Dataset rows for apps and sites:
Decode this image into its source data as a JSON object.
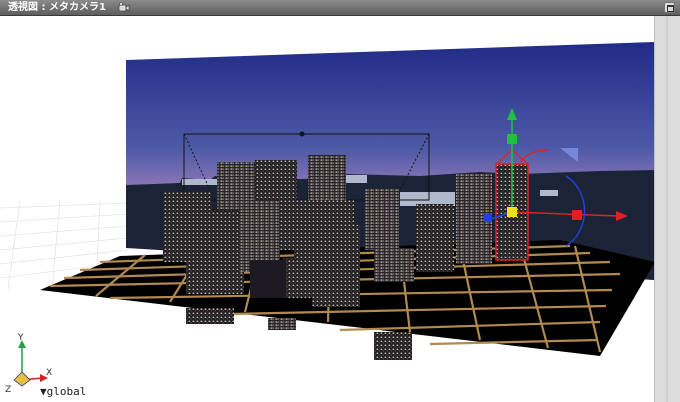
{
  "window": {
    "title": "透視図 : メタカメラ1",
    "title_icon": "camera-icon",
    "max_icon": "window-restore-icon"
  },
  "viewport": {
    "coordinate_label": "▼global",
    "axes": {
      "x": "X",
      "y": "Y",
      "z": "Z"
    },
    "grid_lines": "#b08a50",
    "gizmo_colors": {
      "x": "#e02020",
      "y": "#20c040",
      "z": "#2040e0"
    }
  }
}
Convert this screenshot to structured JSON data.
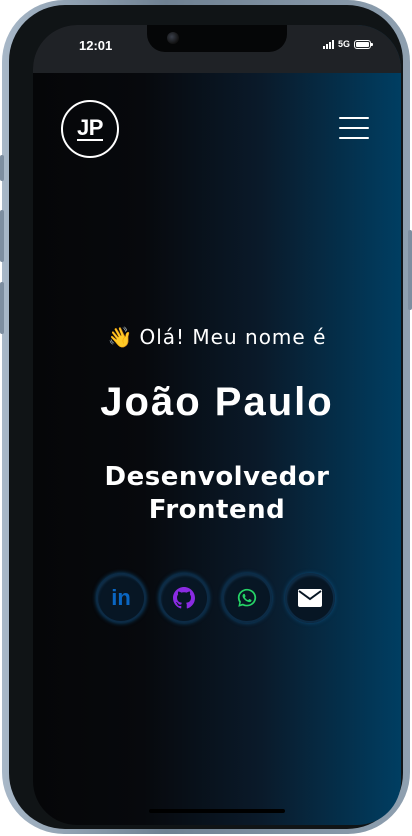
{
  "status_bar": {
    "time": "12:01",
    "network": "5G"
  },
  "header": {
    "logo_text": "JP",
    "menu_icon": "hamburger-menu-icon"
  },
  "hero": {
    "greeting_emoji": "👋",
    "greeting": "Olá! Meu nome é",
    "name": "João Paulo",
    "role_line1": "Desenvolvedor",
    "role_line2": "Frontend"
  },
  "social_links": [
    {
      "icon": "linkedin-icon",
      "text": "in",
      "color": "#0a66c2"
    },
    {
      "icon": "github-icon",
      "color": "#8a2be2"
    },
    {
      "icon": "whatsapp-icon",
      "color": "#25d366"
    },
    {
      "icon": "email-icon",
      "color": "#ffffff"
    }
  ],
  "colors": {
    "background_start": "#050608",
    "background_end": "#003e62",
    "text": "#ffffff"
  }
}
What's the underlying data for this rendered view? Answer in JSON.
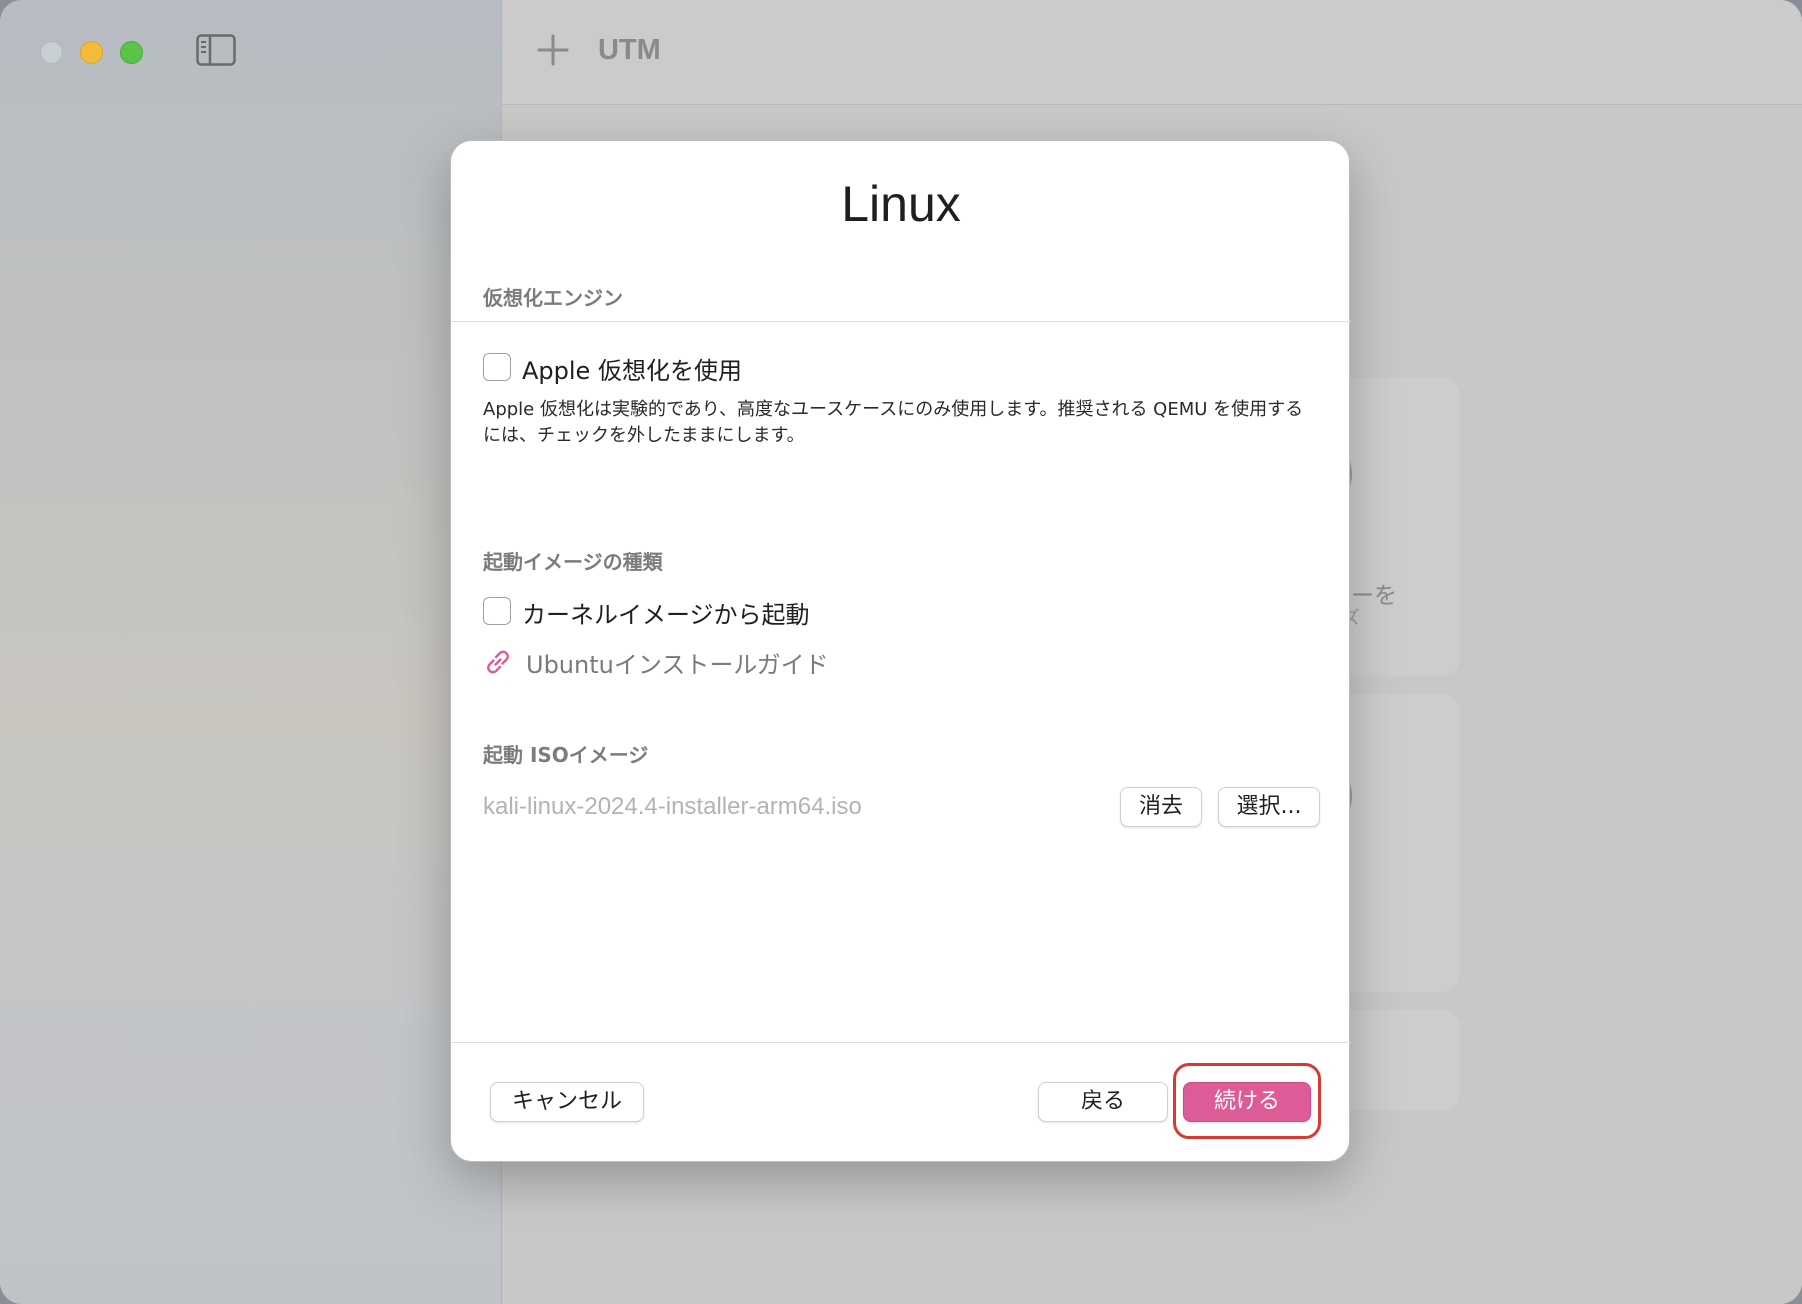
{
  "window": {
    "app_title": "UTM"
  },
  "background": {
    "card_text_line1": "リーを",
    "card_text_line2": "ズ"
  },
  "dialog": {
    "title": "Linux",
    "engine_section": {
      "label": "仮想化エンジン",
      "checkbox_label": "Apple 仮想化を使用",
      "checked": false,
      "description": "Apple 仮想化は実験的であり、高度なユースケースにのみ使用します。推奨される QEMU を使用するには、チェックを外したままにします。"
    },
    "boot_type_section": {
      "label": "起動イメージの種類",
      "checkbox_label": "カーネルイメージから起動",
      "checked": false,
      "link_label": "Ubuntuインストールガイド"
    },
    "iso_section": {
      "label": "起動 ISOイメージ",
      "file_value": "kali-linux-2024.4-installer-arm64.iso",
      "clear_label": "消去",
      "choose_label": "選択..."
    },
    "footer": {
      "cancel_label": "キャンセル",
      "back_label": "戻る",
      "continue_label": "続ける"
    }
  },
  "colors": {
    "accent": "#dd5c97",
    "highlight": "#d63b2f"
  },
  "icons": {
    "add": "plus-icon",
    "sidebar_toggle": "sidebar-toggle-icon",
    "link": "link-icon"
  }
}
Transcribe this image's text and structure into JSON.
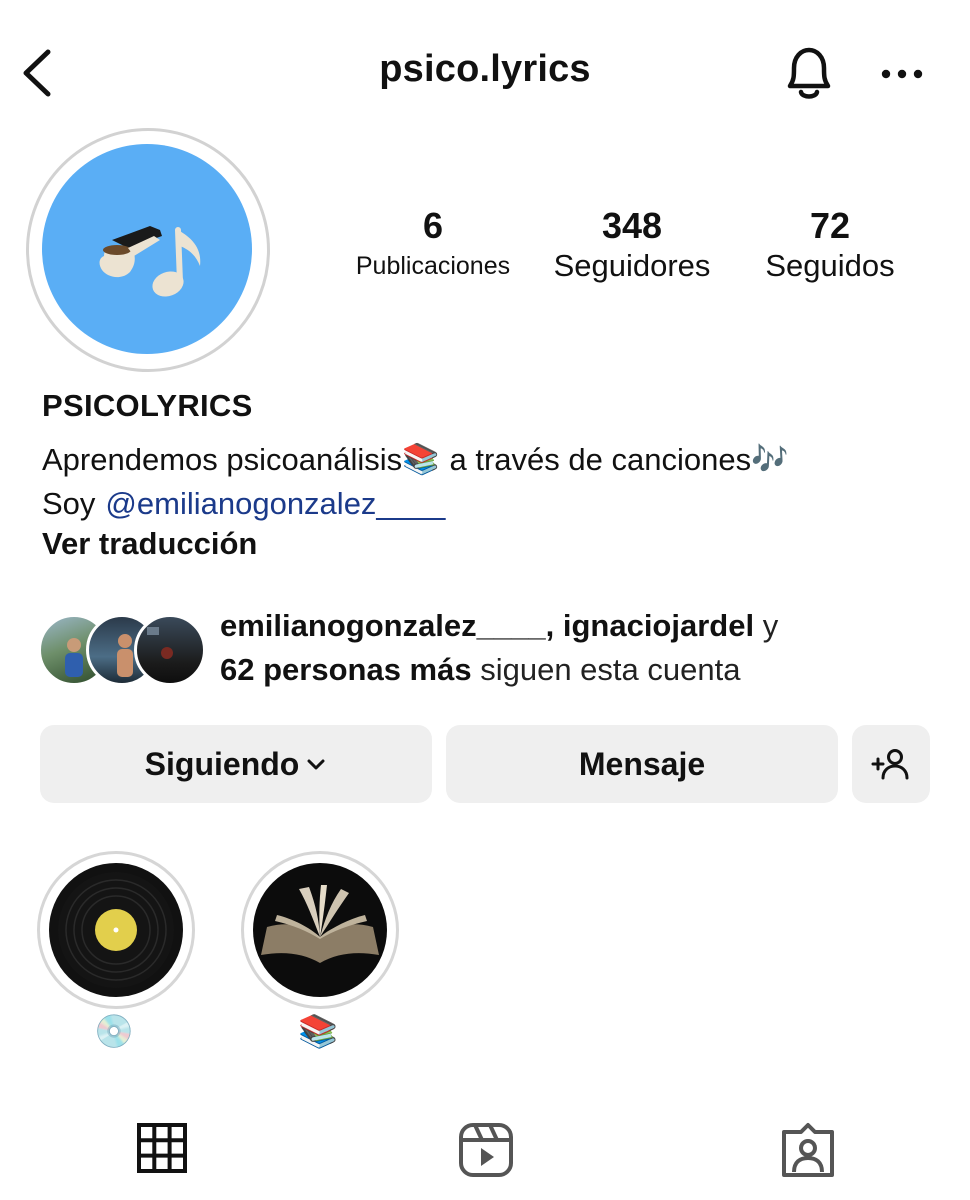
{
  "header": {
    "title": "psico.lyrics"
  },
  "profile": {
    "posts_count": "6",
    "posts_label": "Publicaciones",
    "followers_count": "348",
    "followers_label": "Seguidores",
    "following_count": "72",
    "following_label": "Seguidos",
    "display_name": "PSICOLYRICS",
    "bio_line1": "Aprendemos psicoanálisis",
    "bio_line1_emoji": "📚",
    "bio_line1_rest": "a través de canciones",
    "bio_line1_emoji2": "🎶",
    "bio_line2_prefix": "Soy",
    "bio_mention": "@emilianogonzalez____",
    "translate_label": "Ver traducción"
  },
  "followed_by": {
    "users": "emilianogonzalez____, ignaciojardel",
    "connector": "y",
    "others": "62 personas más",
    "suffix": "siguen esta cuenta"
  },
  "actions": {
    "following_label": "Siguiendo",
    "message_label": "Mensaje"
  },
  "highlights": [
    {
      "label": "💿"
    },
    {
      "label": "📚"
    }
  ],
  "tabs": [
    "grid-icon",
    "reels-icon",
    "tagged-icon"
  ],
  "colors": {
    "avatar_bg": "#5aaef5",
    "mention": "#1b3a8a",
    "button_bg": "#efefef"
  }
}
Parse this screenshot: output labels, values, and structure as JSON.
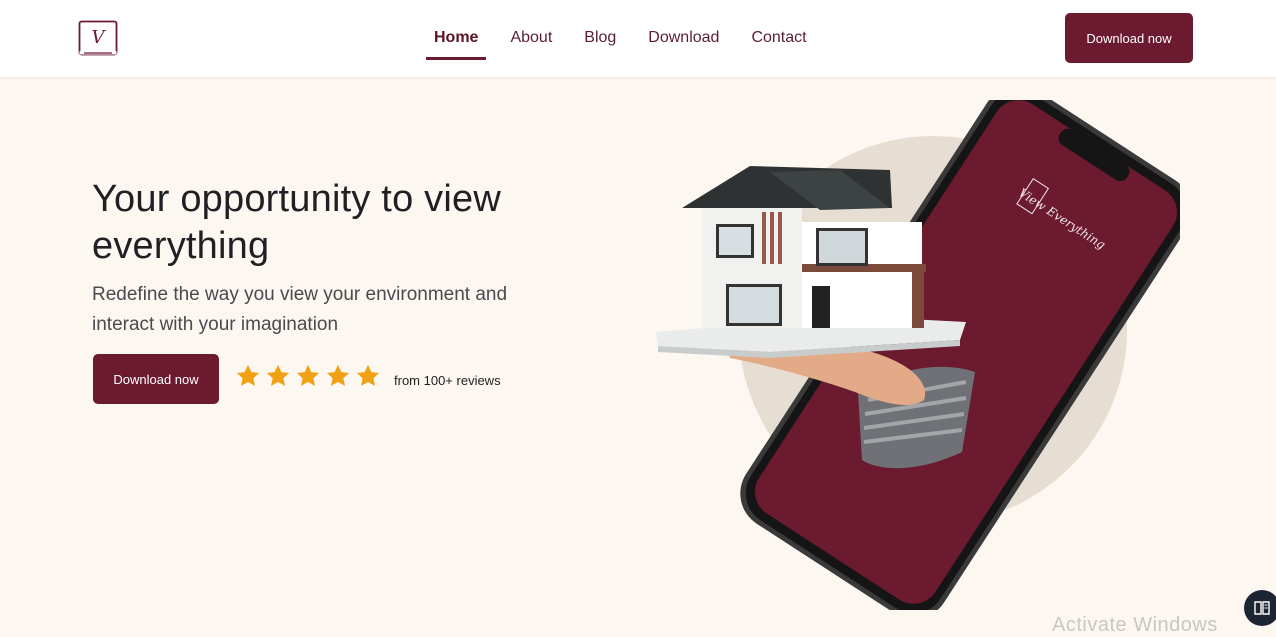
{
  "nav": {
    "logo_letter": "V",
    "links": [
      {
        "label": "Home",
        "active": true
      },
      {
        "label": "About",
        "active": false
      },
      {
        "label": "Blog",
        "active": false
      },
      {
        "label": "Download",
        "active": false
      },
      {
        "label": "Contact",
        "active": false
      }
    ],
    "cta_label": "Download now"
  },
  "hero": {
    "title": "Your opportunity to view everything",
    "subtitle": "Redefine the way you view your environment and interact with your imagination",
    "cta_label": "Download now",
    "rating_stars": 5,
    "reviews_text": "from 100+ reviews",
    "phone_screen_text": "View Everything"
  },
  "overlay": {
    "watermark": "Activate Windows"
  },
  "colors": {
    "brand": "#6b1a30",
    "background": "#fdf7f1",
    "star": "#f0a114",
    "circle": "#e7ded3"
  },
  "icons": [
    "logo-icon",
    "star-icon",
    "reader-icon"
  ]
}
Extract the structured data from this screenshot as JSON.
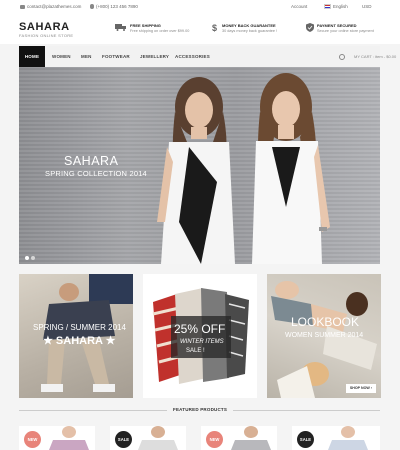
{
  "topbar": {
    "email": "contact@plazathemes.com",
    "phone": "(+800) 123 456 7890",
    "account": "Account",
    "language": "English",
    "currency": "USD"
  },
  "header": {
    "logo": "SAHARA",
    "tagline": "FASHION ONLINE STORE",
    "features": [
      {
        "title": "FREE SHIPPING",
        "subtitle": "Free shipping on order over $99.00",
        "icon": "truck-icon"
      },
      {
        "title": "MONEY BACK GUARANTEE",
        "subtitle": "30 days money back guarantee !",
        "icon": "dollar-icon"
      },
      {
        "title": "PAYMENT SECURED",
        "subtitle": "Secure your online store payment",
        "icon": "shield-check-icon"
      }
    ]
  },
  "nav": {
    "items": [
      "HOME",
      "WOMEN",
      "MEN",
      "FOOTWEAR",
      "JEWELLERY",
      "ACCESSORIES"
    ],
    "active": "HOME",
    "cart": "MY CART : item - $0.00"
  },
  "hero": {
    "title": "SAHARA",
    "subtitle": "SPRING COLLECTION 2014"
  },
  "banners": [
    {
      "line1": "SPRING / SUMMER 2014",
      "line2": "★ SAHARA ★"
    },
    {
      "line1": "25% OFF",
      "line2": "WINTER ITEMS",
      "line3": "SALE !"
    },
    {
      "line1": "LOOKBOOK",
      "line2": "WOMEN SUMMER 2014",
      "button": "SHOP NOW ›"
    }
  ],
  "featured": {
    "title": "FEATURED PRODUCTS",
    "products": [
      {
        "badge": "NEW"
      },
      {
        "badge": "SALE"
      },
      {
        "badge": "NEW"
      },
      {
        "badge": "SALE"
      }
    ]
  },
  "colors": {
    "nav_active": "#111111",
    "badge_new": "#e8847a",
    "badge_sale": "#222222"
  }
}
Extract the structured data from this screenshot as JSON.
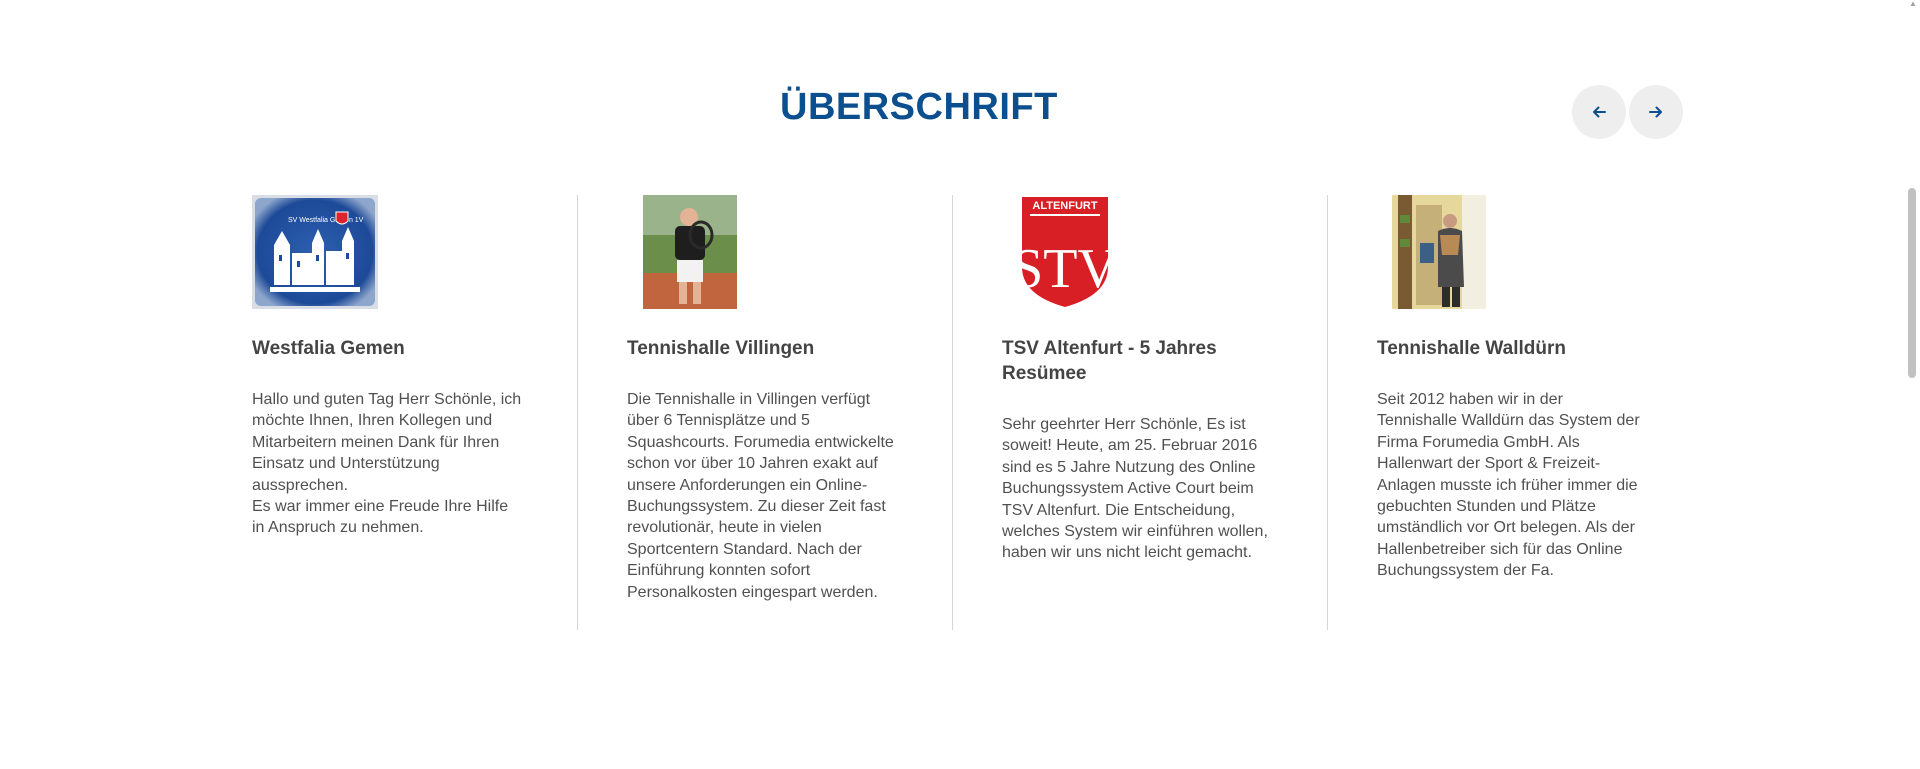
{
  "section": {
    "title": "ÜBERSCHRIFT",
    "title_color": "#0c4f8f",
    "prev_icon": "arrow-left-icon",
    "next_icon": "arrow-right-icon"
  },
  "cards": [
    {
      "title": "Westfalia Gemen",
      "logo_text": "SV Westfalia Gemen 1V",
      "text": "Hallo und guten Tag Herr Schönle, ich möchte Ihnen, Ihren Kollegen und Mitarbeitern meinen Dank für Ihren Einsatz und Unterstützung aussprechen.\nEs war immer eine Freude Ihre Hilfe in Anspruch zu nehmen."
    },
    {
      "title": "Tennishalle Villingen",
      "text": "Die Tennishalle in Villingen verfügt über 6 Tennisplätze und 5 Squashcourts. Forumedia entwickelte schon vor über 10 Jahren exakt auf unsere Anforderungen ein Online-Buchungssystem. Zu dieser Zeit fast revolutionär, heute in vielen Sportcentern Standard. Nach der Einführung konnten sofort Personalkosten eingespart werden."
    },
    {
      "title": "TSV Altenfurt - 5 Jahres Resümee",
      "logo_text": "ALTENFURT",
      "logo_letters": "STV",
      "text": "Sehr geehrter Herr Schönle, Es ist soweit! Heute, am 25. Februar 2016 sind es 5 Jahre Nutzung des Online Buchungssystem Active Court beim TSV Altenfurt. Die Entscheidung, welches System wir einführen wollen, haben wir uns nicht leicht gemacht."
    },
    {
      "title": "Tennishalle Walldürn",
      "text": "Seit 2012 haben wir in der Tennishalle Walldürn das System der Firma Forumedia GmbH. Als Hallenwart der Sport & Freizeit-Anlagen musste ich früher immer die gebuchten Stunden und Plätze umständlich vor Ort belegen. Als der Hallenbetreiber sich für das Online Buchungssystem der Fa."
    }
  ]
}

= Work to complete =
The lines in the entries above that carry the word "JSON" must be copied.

= Expected answer =
Decode this image into its source data as a JSON object.
Convert this screenshot to structured JSON data.
What's the underlying data for this rendered view? Answer in JSON.
Transcribe this image's text and structure into JSON.
Parse this screenshot: output labels, values, and structure as JSON.
Extract the structured data from this screenshot as JSON.
Extract the structured data from this screenshot as JSON.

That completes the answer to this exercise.